This first (proper) post is something of a mission statement. You see, I don't believe in the concept of the muse. The idea is a complete myth. I mean literally, it is. Wikipedia told me so:
In Greek mythology, the Muses ... embody the arts and inspire the creation process with their graces through remembered and improvised song and stage, writing, traditional music, and dance.
The muse concept is still going strong. Writers often cite their muse, or lack of one, when they're struggling to write. But I'm not having it.
To me, the muse is a nonsense-notion spouted by writers, artists and other creative types who want to give their procrastinating a fancy name.
Here's the sort of claptrap they come out with:
'I wanted to write, but my muse deserted me.'
No, you wanted to write, but Strictly Come Dancing* was about to start and that sounded like more fun and less work.
'I couldn't possibly write as my muse wasn't working.'
Rubbish. The ideas didn't come easily, so you started thinking about what to have for lunch and whether to go downstairs for another cup of coffee.

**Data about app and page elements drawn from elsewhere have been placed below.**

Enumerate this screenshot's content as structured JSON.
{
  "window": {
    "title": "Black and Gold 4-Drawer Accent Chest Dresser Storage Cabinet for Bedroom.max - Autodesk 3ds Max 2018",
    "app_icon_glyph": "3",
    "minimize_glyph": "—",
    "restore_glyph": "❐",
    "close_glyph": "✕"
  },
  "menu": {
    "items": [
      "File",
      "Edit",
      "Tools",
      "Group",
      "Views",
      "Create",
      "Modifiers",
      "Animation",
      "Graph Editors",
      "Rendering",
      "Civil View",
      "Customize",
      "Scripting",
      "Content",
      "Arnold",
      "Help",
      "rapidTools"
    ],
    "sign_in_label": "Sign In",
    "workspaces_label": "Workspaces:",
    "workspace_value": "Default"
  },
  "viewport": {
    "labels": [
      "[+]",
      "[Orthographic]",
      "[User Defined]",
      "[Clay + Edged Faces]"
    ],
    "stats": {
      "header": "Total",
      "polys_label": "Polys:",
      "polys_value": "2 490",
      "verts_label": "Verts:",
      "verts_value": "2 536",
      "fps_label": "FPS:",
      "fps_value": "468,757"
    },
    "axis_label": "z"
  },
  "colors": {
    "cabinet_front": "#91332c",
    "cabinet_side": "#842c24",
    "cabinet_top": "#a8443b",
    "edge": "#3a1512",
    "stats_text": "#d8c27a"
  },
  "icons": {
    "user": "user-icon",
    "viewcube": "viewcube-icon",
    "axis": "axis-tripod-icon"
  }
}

And you know what? That's just fine.
If your mind's not on it or you can't find the words, it's okay to walk away. Don't write. Accept that sometimes you're not going to have the motivation or the sparkling ideas and do something else instead. Anything. So long as it's legal.
How writing really works
Let's get one thing clear: there's no celestial literary overlord hovering above your brain-box, all dressed up like Big Willy Shakespeare, throwing ideas into your head via your ear holes.
The truth is, sometimes you'll feel like writing, sometimes you won't. One day the ideas will be there, the next you'll feel like you haven't a creative bone in your body. At times, you'll have all day to write, at others you'll go a month and not put pen to paper.
If you take nothing else from reading this blog, please remember that writing is a process. It's almost entirely nuts and bolts, with the occasional flash of inspiration that keeps you, and your readers, coming back for more.
But here's the important bit. That inspiration comes from you. No one else.
Those occasional moments of literary, journalistic or blogging brilliance are entirely your own. So, for crying out loud, make sure that you take the credit. Enjoy them. They're why you write. Not to satisfy your fictional muse.
You see, the muse is nothing but a writer's luxury. It's a non-truth. An excuse for not getting things done or for simply trying too hard. Accept that and you'll write more frequently and with greater freedom. I promise.
* dancing with the stars if you're from the US and barely-famous people dancing on television if you're from anywhere else.
Are you ready to get rid of your muse?
Do you need an ethereal being nearby to help you write effectively? Can you walk away when you're suffering from a bout of brain-block? Leave a comment below and let us know what you think.